There are many things in the world around us that we don't understand or would like to predict. Scientists face uncertainty everyday and they design experiments to test their theories. As they progress with their research, they aim to decrease the uncertainty and increase their confidence in the results.
Points for discussion:
Which of the following factors might influence your opinion?
- The appearance of the person eg smart or scruffy
- The age and/or gender of the person/author
- The source of the information in the report.
Many people use the internet to find out information about science. How can we find out where the information has come from, who has written the information and what are their motivations for writing the article?
An extension exercise: look at a number of websites and try to find out who has written the information and what their motivations are for writing it.
Practical and enquiry skills
2d. evaluate methods of collection of data and consider their validity and reliability as evidence.
3a. recall, analyse, interpret, apply and question scientific information or ideas
Applications and implications of science
4c. how uncertainties in scientific knowledge and scientific ideas change over time and about the role of the scientific community in validating these changes.

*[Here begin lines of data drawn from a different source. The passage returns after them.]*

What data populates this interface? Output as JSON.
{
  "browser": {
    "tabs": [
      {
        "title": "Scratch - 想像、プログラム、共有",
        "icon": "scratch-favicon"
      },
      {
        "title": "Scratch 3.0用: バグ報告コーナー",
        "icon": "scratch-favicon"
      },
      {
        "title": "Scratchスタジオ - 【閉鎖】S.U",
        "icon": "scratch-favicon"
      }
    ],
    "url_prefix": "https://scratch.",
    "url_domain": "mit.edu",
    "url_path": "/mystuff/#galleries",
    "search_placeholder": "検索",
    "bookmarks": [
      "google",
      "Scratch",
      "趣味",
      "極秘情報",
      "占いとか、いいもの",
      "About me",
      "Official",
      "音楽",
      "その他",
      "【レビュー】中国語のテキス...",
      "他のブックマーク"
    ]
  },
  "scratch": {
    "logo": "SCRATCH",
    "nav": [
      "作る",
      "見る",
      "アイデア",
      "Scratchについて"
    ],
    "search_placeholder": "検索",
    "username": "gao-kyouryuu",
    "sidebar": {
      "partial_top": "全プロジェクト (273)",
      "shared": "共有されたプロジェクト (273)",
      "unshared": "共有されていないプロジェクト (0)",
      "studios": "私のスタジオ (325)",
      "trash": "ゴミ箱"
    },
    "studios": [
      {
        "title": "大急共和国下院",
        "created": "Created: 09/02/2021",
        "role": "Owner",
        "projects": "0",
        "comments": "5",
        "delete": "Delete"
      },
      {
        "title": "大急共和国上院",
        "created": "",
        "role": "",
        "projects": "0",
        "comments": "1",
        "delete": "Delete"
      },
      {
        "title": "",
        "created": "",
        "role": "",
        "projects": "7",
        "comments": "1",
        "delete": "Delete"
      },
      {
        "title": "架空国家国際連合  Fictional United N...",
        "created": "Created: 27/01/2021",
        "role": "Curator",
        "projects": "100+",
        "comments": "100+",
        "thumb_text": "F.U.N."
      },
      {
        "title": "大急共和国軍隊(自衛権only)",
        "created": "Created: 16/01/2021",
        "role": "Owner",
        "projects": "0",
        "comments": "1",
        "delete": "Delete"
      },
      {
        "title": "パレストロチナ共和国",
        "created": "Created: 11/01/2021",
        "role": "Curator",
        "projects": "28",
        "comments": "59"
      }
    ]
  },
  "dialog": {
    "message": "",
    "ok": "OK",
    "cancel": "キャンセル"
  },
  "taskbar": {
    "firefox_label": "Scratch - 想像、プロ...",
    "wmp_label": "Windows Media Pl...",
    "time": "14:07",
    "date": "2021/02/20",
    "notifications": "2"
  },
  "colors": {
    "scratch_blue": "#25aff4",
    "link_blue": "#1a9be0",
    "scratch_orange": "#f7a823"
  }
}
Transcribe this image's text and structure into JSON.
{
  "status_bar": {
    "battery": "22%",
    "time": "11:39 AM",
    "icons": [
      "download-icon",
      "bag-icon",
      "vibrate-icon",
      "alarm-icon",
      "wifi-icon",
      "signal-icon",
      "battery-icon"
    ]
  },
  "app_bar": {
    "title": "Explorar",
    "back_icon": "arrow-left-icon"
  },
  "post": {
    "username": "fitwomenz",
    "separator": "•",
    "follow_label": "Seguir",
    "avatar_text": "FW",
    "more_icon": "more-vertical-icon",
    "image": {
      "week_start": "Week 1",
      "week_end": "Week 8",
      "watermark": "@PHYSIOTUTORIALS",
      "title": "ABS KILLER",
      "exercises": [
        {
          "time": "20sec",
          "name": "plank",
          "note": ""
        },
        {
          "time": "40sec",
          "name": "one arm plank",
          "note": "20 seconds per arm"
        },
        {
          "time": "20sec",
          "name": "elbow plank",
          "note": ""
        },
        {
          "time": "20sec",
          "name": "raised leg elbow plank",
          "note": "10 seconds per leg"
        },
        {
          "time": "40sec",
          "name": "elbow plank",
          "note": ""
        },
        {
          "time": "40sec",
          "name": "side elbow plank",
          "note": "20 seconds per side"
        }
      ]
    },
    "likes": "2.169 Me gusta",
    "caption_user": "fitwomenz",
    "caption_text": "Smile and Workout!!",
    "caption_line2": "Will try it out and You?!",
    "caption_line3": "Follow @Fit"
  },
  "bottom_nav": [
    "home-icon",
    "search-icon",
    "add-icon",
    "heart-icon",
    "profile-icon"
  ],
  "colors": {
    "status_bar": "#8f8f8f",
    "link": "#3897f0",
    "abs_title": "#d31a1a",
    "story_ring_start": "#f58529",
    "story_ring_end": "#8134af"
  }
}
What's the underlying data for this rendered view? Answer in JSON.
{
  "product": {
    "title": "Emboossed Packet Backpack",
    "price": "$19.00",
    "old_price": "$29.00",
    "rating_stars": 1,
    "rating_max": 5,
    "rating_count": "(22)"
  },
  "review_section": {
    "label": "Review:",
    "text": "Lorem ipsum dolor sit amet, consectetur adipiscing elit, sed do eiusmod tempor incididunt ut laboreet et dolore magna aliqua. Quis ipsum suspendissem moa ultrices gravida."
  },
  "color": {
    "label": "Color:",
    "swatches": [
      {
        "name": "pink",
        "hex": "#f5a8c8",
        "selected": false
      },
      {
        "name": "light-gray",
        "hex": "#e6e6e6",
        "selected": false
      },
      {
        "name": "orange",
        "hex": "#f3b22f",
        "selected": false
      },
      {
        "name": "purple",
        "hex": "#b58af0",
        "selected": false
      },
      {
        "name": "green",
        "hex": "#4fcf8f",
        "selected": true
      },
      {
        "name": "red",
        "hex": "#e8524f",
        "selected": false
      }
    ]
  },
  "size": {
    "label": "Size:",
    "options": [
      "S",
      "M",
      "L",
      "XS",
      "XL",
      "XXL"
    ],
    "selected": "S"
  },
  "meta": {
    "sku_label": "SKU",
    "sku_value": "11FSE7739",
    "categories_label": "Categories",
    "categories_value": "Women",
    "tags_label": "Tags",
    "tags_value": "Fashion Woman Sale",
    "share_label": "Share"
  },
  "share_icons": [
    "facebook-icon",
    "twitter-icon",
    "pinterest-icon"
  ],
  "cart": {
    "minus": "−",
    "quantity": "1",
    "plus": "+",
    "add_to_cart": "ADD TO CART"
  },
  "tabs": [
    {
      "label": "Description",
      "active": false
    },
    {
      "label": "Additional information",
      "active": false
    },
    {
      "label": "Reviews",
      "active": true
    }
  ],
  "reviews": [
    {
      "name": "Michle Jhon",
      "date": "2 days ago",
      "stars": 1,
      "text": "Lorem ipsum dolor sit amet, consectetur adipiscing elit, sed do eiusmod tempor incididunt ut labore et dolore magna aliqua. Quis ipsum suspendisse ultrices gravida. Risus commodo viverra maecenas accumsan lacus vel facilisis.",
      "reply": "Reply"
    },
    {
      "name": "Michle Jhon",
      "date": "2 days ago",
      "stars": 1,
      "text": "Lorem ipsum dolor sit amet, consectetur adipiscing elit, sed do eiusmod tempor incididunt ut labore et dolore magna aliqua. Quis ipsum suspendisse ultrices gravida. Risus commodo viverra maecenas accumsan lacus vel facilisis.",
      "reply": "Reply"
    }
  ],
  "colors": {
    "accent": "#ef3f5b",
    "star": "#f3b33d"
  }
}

Evaluative and interpretative skills:
• recalling, analysing, interpreting, applying and questioning information or ideas
Applications and implications of psychology:
• relationship of psychological study to other areas of scientific enquiry and to society as a whole.
Scottish Curriculum for Excellence
Science general - experiences and outcomes
express opinions and make decisions on social, moral, ethical, economic and environmental issues based upon sound understanding
develop as a scientifically-literate citizen with a lifelong interest in the sciences
Topical Science: Having selected scientific themes of topical interest, I can critically analyse the issues, and use relevant information to develop an informed argument SCN 4-20b.
Predictions and trust
What kinds of evidence are the following predictions likely to be based on and how much would you trust them?
- A person wearing a placard in the street saying "The world will end on Saturday".
- A doctor telling you that based on your test results you probably have between 3 months and 3 years to live.
- A report claiming that human activity has no impact on climate change.
Would any of these make you change the way you behaved?
What other information would you want to know?
Which would you trust the most?
What might the expertise and motivations be for the following people when passing on scientific information about climate change? Rank them in the order that you would trust what they say:
- A journalist for a newspaper
- A scientist working at a university
- A scientist working for a pharmaceutical company
- One of your friends
- A newsreader on the BBC
- A family member
- A religious leader
- A school teacher